On Thu, Feb 21, 2019 at 6:34 PM Nicholas Jankowski <address@hidden
do you have a
On Thu, Feb 21, 2019 at 12:44 PM Javier Garcia Falaguera <address@hidden
Many thanks for the support. I just find out that this function
[pval_mu, chisq_mu, df_mu] = chisquare_test_homogeneity (d1, d2, c1)
Doesnt allow any of the values of c1 to be less than 0 (even 0.99 induces to error).
As commented in some mail before, the result is that we get a division by 0, lead to NaN error. It could be great to check it and change it at some point.
As I asked in an earlier email, do you have a good reference we can use for expected behavior, inputs/outputs, maybe a paper or another free open source implementation that we could use as a example... anything?
a trivial test:
>> [a b c]=chisquare_test_homogeneity([.1 .2 .3],[.2 .3 .1],[.7 .8 .9])
a = 1

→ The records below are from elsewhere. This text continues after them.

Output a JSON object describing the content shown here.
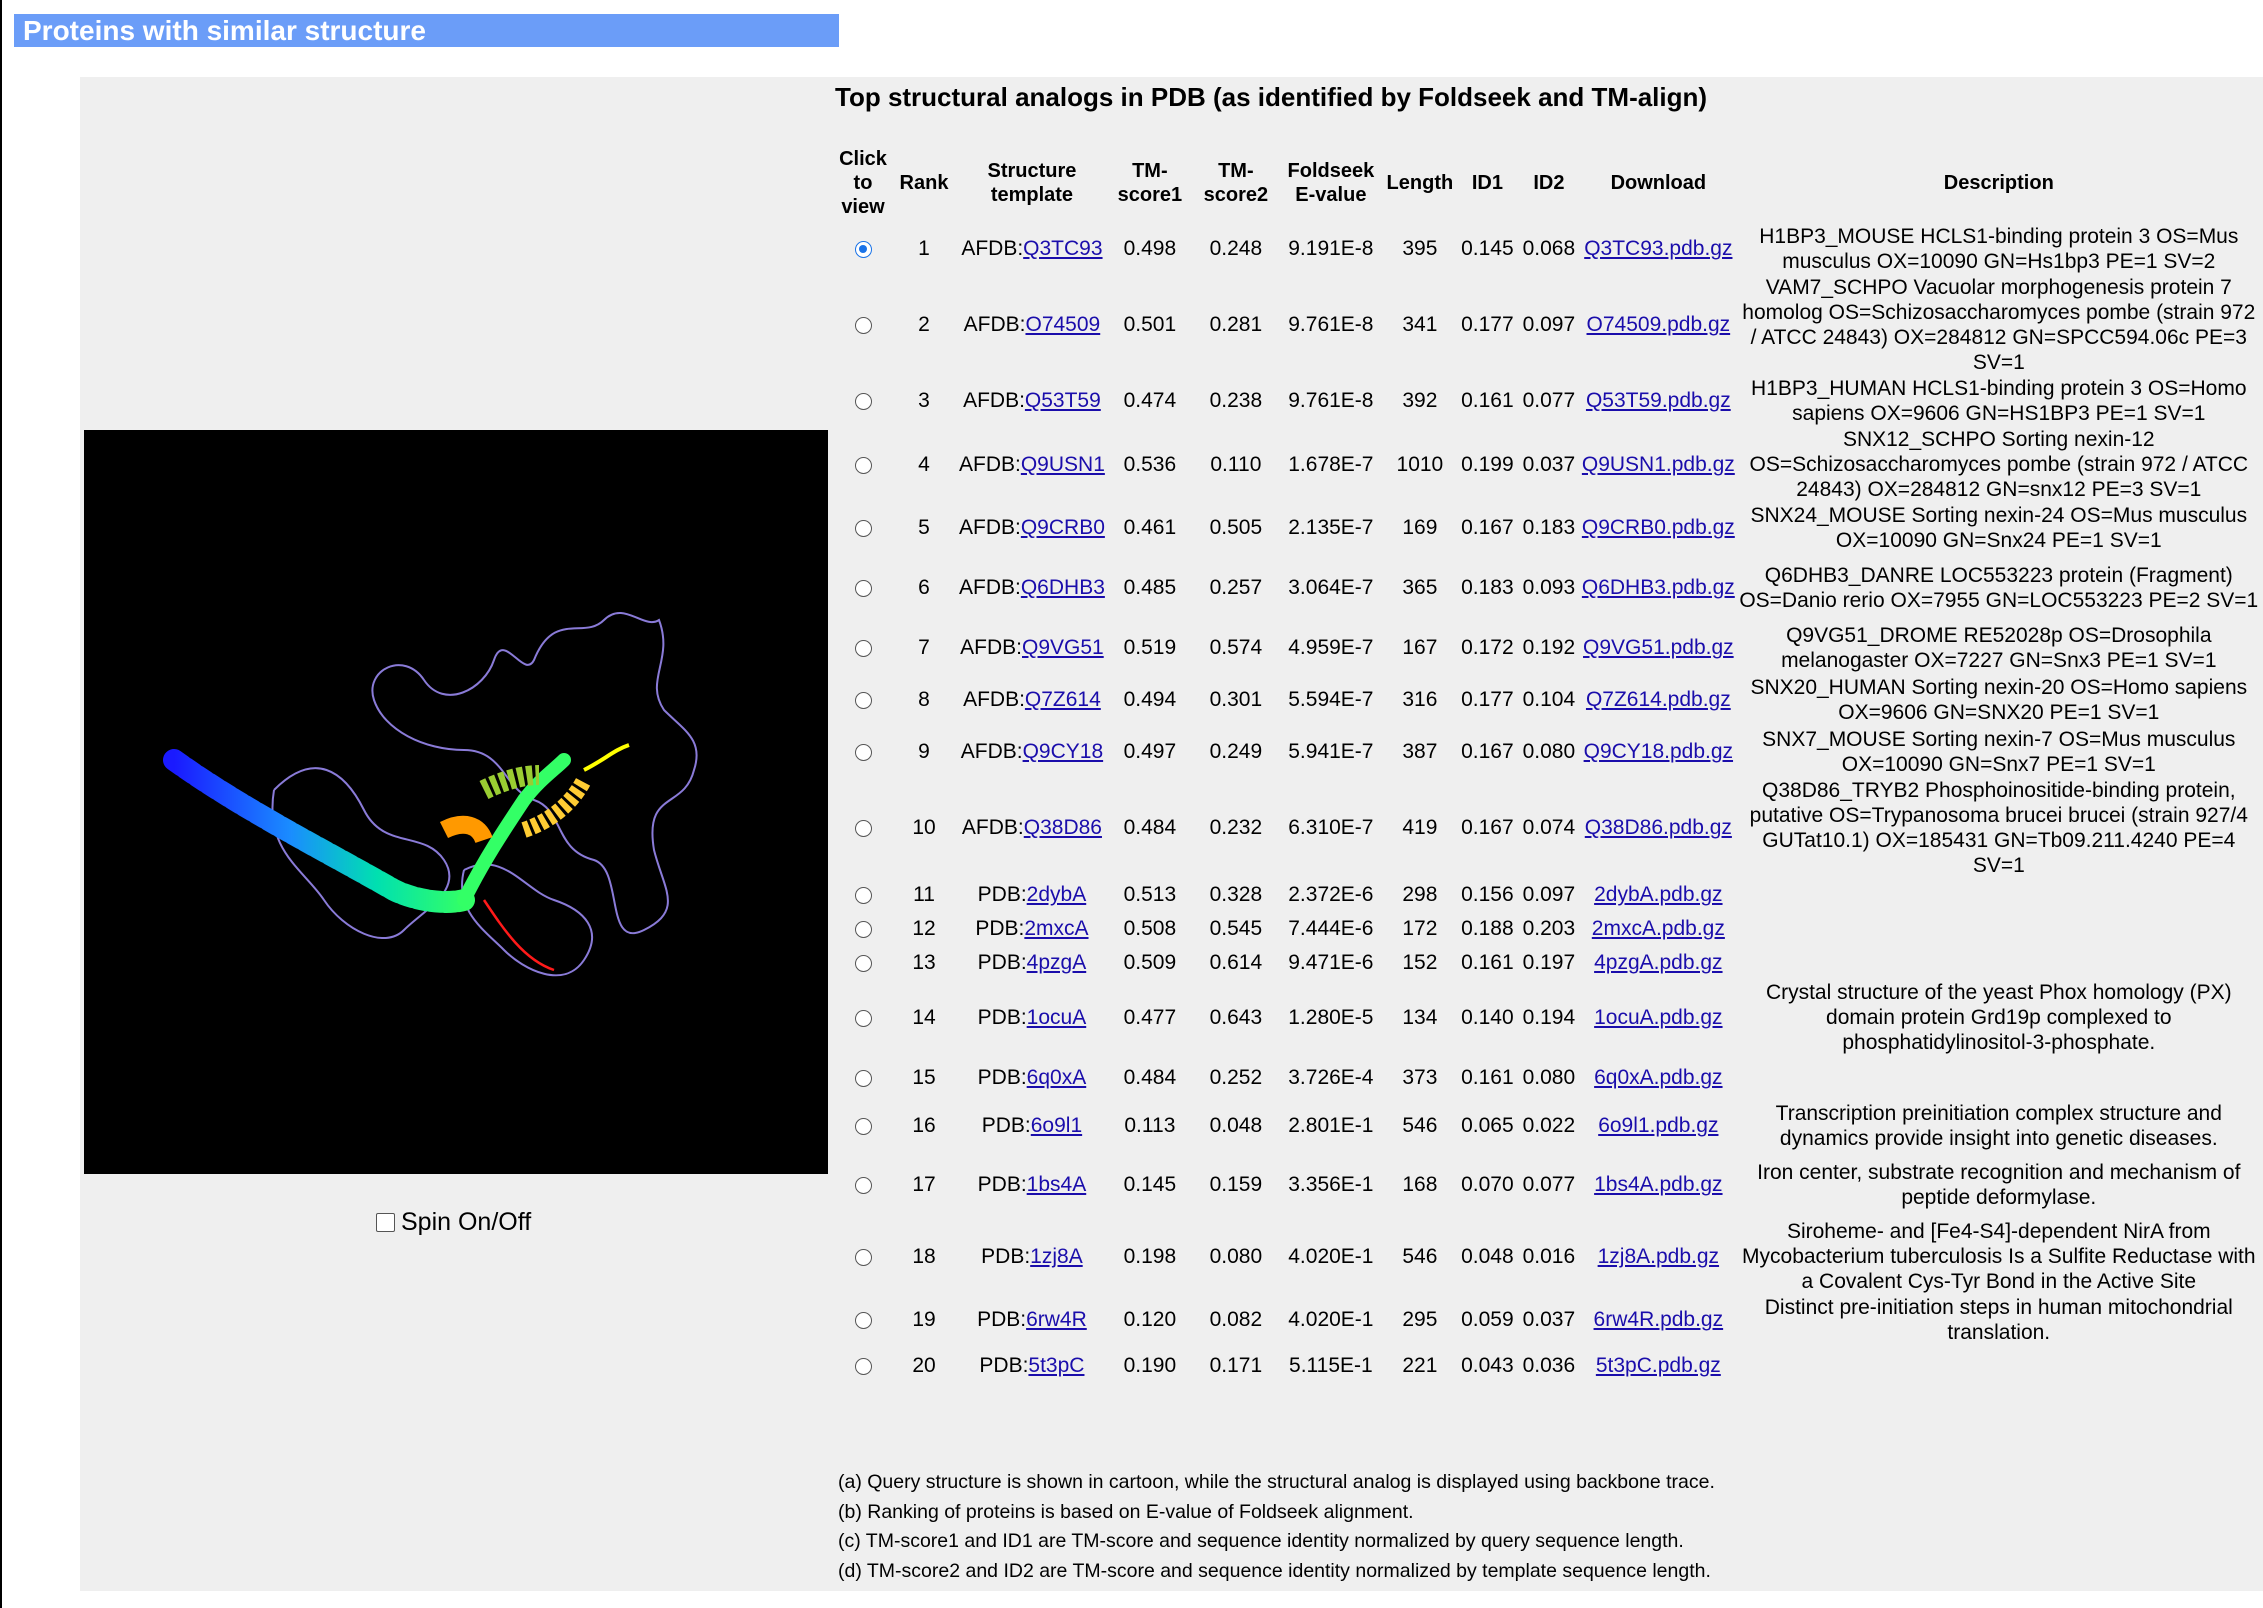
{
  "header": {
    "title": "Proteins with similar structure"
  },
  "viewer": {
    "spin_label": "Spin On/Off",
    "spin_checked": false
  },
  "table": {
    "title": "Top structural analogs in PDB (as identified by Foldseek and TM-align)",
    "columns": [
      "Click to view",
      "Rank",
      "Structure template",
      "TM-score1",
      "TM-score2",
      "Foldseek E-value",
      "Length",
      "ID1",
      "ID2",
      "Download",
      "Description"
    ],
    "rows": [
      {
        "rank": "1",
        "prefix": "AFDB:",
        "id": "Q3TC93",
        "tm1": "0.498",
        "tm2": "0.248",
        "evalue": "9.191E-8",
        "length": "395",
        "id1": "0.145",
        "id2": "0.068",
        "download": "Q3TC93.pdb.gz",
        "description": "H1BP3_MOUSE HCLS1-binding protein 3 OS=Mus musculus OX=10090 GN=Hs1bp3 PE=1 SV=2",
        "selected": true
      },
      {
        "rank": "2",
        "prefix": "AFDB:",
        "id": "O74509",
        "tm1": "0.501",
        "tm2": "0.281",
        "evalue": "9.761E-8",
        "length": "341",
        "id1": "0.177",
        "id2": "0.097",
        "download": "O74509.pdb.gz",
        "description": "VAM7_SCHPO Vacuolar morphogenesis protein 7 homolog OS=Schizosaccharomyces pombe (strain 972 / ATCC 24843) OX=284812 GN=SPCC594.06c PE=3 SV=1",
        "selected": false
      },
      {
        "rank": "3",
        "prefix": "AFDB:",
        "id": "Q53T59",
        "tm1": "0.474",
        "tm2": "0.238",
        "evalue": "9.761E-8",
        "length": "392",
        "id1": "0.161",
        "id2": "0.077",
        "download": "Q53T59.pdb.gz",
        "description": "H1BP3_HUMAN HCLS1-binding protein 3 OS=Homo sapiens OX=9606 GN=HS1BP3 PE=1 SV=1",
        "selected": false
      },
      {
        "rank": "4",
        "prefix": "AFDB:",
        "id": "Q9USN1",
        "tm1": "0.536",
        "tm2": "0.110",
        "evalue": "1.678E-7",
        "length": "1010",
        "id1": "0.199",
        "id2": "0.037",
        "download": "Q9USN1.pdb.gz",
        "description": "SNX12_SCHPO Sorting nexin-12 OS=Schizosaccharomyces pombe (strain 972 / ATCC 24843) OX=284812 GN=snx12 PE=3 SV=1",
        "selected": false
      },
      {
        "rank": "5",
        "prefix": "AFDB:",
        "id": "Q9CRB0",
        "tm1": "0.461",
        "tm2": "0.505",
        "evalue": "2.135E-7",
        "length": "169",
        "id1": "0.167",
        "id2": "0.183",
        "download": "Q9CRB0.pdb.gz",
        "description": "SNX24_MOUSE Sorting nexin-24 OS=Mus musculus OX=10090 GN=Snx24 PE=1 SV=1",
        "selected": false
      },
      {
        "rank": "6",
        "prefix": "AFDB:",
        "id": "Q6DHB3",
        "tm1": "0.485",
        "tm2": "0.257",
        "evalue": "3.064E-7",
        "length": "365",
        "id1": "0.183",
        "id2": "0.093",
        "download": "Q6DHB3.pdb.gz",
        "description": "Q6DHB3_DANRE LOC553223 protein (Fragment) OS=Danio rerio OX=7955 GN=LOC553223 PE=2 SV=1",
        "selected": false
      },
      {
        "rank": "7",
        "prefix": "AFDB:",
        "id": "Q9VG51",
        "tm1": "0.519",
        "tm2": "0.574",
        "evalue": "4.959E-7",
        "length": "167",
        "id1": "0.172",
        "id2": "0.192",
        "download": "Q9VG51.pdb.gz",
        "description": "Q9VG51_DROME RE52028p OS=Drosophila melanogaster OX=7227 GN=Snx3 PE=1 SV=1",
        "selected": false
      },
      {
        "rank": "8",
        "prefix": "AFDB:",
        "id": "Q7Z614",
        "tm1": "0.494",
        "tm2": "0.301",
        "evalue": "5.594E-7",
        "length": "316",
        "id1": "0.177",
        "id2": "0.104",
        "download": "Q7Z614.pdb.gz",
        "description": "SNX20_HUMAN Sorting nexin-20 OS=Homo sapiens OX=9606 GN=SNX20 PE=1 SV=1",
        "selected": false
      },
      {
        "rank": "9",
        "prefix": "AFDB:",
        "id": "Q9CY18",
        "tm1": "0.497",
        "tm2": "0.249",
        "evalue": "5.941E-7",
        "length": "387",
        "id1": "0.167",
        "id2": "0.080",
        "download": "Q9CY18.pdb.gz",
        "description": "SNX7_MOUSE Sorting nexin-7 OS=Mus musculus OX=10090 GN=Snx7 PE=1 SV=1",
        "selected": false
      },
      {
        "rank": "10",
        "prefix": "AFDB:",
        "id": "Q38D86",
        "tm1": "0.484",
        "tm2": "0.232",
        "evalue": "6.310E-7",
        "length": "419",
        "id1": "0.167",
        "id2": "0.074",
        "download": "Q38D86.pdb.gz",
        "description": "Q38D86_TRYB2 Phosphoinositide-binding protein, putative OS=Trypanosoma brucei brucei (strain 927/4 GUTat10.1) OX=185431 GN=Tb09.211.4240 PE=4 SV=1",
        "selected": false
      },
      {
        "rank": "11",
        "prefix": "PDB:",
        "id": "2dybA",
        "tm1": "0.513",
        "tm2": "0.328",
        "evalue": "2.372E-6",
        "length": "298",
        "id1": "0.156",
        "id2": "0.097",
        "download": "2dybA.pdb.gz",
        "description": "",
        "selected": false
      },
      {
        "rank": "12",
        "prefix": "PDB:",
        "id": "2mxcA",
        "tm1": "0.508",
        "tm2": "0.545",
        "evalue": "7.444E-6",
        "length": "172",
        "id1": "0.188",
        "id2": "0.203",
        "download": "2mxcA.pdb.gz",
        "description": "",
        "selected": false
      },
      {
        "rank": "13",
        "prefix": "PDB:",
        "id": "4pzgA",
        "tm1": "0.509",
        "tm2": "0.614",
        "evalue": "9.471E-6",
        "length": "152",
        "id1": "0.161",
        "id2": "0.197",
        "download": "4pzgA.pdb.gz",
        "description": "",
        "selected": false
      },
      {
        "rank": "14",
        "prefix": "PDB:",
        "id": "1ocuA",
        "tm1": "0.477",
        "tm2": "0.643",
        "evalue": "1.280E-5",
        "length": "134",
        "id1": "0.140",
        "id2": "0.194",
        "download": "1ocuA.pdb.gz",
        "description": "Crystal structure of the yeast Phox homology (PX) domain protein Grd19p complexed to phosphatidylinositol-3-phosphate.",
        "selected": false
      },
      {
        "rank": "15",
        "prefix": "PDB:",
        "id": "6q0xA",
        "tm1": "0.484",
        "tm2": "0.252",
        "evalue": "3.726E-4",
        "length": "373",
        "id1": "0.161",
        "id2": "0.080",
        "download": "6q0xA.pdb.gz",
        "description": "",
        "selected": false
      },
      {
        "rank": "16",
        "prefix": "PDB:",
        "id": "6o9l1",
        "tm1": "0.113",
        "tm2": "0.048",
        "evalue": "2.801E-1",
        "length": "546",
        "id1": "0.065",
        "id2": "0.022",
        "download": "6o9l1.pdb.gz",
        "description": "Transcription preinitiation complex structure and dynamics provide insight into genetic diseases.",
        "selected": false
      },
      {
        "rank": "17",
        "prefix": "PDB:",
        "id": "1bs4A",
        "tm1": "0.145",
        "tm2": "0.159",
        "evalue": "3.356E-1",
        "length": "168",
        "id1": "0.070",
        "id2": "0.077",
        "download": "1bs4A.pdb.gz",
        "description": "Iron center, substrate recognition and mechanism of peptide deformylase.",
        "selected": false
      },
      {
        "rank": "18",
        "prefix": "PDB:",
        "id": "1zj8A",
        "tm1": "0.198",
        "tm2": "0.080",
        "evalue": "4.020E-1",
        "length": "546",
        "id1": "0.048",
        "id2": "0.016",
        "download": "1zj8A.pdb.gz",
        "description": "Siroheme- and [Fe4-S4]-dependent NirA from Mycobacterium tuberculosis Is a Sulfite Reductase with a Covalent Cys-Tyr Bond in the Active Site",
        "selected": false
      },
      {
        "rank": "19",
        "prefix": "PDB:",
        "id": "6rw4R",
        "tm1": "0.120",
        "tm2": "0.082",
        "evalue": "4.020E-1",
        "length": "295",
        "id1": "0.059",
        "id2": "0.037",
        "download": "6rw4R.pdb.gz",
        "description": "Distinct pre-initiation steps in human mitochondrial translation.",
        "selected": false
      },
      {
        "rank": "20",
        "prefix": "PDB:",
        "id": "5t3pC",
        "tm1": "0.190",
        "tm2": "0.171",
        "evalue": "5.115E-1",
        "length": "221",
        "id1": "0.043",
        "id2": "0.036",
        "download": "5t3pC.pdb.gz",
        "description": "",
        "selected": false
      }
    ]
  },
  "notes": [
    "(a) Query structure is shown in cartoon, while the structural analog is displayed using backbone trace.",
    "(b) Ranking of proteins is based on E-value of Foldseek alignment.",
    "(c) TM-score1 and ID1 are TM-score and sequence identity normalized by query sequence length.",
    "(d) TM-score2 and ID2 are TM-score and sequence identity normalized by template sequence length."
  ],
  "colors": {
    "header_bg": "#6b9df8",
    "panel_bg": "#efefef",
    "link": "#1a0dab",
    "radio_selected": "#1a73e8"
  }
}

b = 0
c = 3
no error, and c < 1
just to clarify, NaN is not necessarily an error. it's a result (unless you are getting an actual error message, in which case please report the error message). in this case a divide by zero is caused by the lines:
(x is your d1, y is your d2, c is your c1)
55: n_x = sum (x * ones (1, df+1) < ones (l_x, 1) * c);
58: n_y = sum (y * ones (1, df+1) < ones (l_y, 1) * c);
59: chisq = l_x * l_y * sum ((n_x/l_x - n_y/l_y).^2 ./ (n_x + n_y));
There is no error from putting in c<1 that I can see. the NaN comes from c being smaller than d1 and d2, making n_x and n_y zero, making chisq a divide by zero.
If this isn't what should happen, you should provide some reference that can describe a desired result.